New Report Finds Employee-Owned Firms—Despite Their Myriad Of Economic Advantages—Represent Only A Fraction Of Business Exit Strategies
Washington, D.C. – Today, Employee-Owned S Corporations of America (ESCA) released a new report that finds employment at employee-owned firms known as S ESOPs increased at a faster rate than private-sector employment since 2002. Over that same period, just 1 percent of private business exits led to the creation of an S ESOP.
Authored by Alex Brill, the CEO of economic consulting firm Matrix Global Advisors (MGA), the report compares the number of S ESOP conversions to other business exit strategies, including mergers and acquisitions (M&A), private equity (PE) buyouts, and initial public offerings (IPOs). The findings suggest that policies incentivizing owners of privately held companies to pursue an S ESOP as an exit strategy can boost U.S. job stability.
“For certain private business owners, a way to preserve a firm’s continuity, foster employee commitment, and build lasting economic value in a community is to sell the business to its employees through an ESOP,” said Brill, formerly the policy director and chief economist for the House Committee on Ways and Means and currently a scholar at the American Enterprise Institute.
“Given the many benefits of ESOPs to the economy and the current low level of conversions, policies to support wider adoption of employee ownership can boost the prevalence of this exit strategy, benefitting workers,” Brill added.
The report’s findings are particularly relevant, Brill notes, as growing numbers of Baby Boomer business owners retire in the coming years.

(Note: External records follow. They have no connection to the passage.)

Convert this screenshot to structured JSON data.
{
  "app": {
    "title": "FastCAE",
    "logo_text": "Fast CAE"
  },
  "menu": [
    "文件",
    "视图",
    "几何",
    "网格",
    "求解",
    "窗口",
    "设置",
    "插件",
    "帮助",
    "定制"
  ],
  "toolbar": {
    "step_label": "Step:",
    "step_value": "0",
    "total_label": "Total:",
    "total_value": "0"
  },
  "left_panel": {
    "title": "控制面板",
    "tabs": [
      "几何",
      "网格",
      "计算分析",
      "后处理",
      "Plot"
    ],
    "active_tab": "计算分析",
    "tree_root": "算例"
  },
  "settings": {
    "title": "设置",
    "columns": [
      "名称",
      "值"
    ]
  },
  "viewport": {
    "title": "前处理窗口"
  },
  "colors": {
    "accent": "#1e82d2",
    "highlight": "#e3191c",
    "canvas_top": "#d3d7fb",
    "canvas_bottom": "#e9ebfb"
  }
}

Key findings include:
- Employment among S ESOPs in continual operation since 2002 increased 37 percent, while total nonfarm private employment increased only 8 percent over the same period of time.
- S ESOPs have historically been more resilient in the face of economic downturns, outperforming other private employers in the U.S. during and after the 2008 recession.
- S ESOPs in particular lead to greater firm longevity and higher wages, wage growth, job stability, retirement plan contributions, employment, and sales.
- An average of 100 S ESOP conversions occurred annually, ranging from 86 in 2002 to 149 in 2012.
- In 2015, S ESOP conversions represented just 1 percent of exit transactions. S ESOP conversions are roughly as common as IPOs (1 percent), less common than PE buyouts (4 percent), and well below foreign M&A (15 percent) and domestic M&A (79 percent).
“Brill’s study reaffirms the positive impacts S ESOPs have on their workers and surrounding communities. Today, S ESOPs exist across every major industry, with more than 470,000 employees sharing in the upside of their business’ success. Our goal is to increase employee ownership as a means to create jobs, drive economic growth, and promote retirement savings,” said ESCA Chairman Denny Scott, Chief Financial Officer at Burns & McDonnell.
In the 114th Congress, H.R. 2096 and S. 1212–legislation to encourage the creation of more S ESOPs–garnered strong bipartisan support, with 96 cosponsors in the House and 35 in the Senate. “Congress has an opportunity to increase employee ownership and strengthen local companies and their workers across the country,” said ESCA Policy Committee Chair Mike Wofford, Executive Vice President and General Counsel of Entertainment Partners. “More private, employee-owned companies means more American workers are adequately prepared for retirement and that our communities can fully harness the economic growth and job creation driven by these firms.”
For more information on S ESOPs, click here.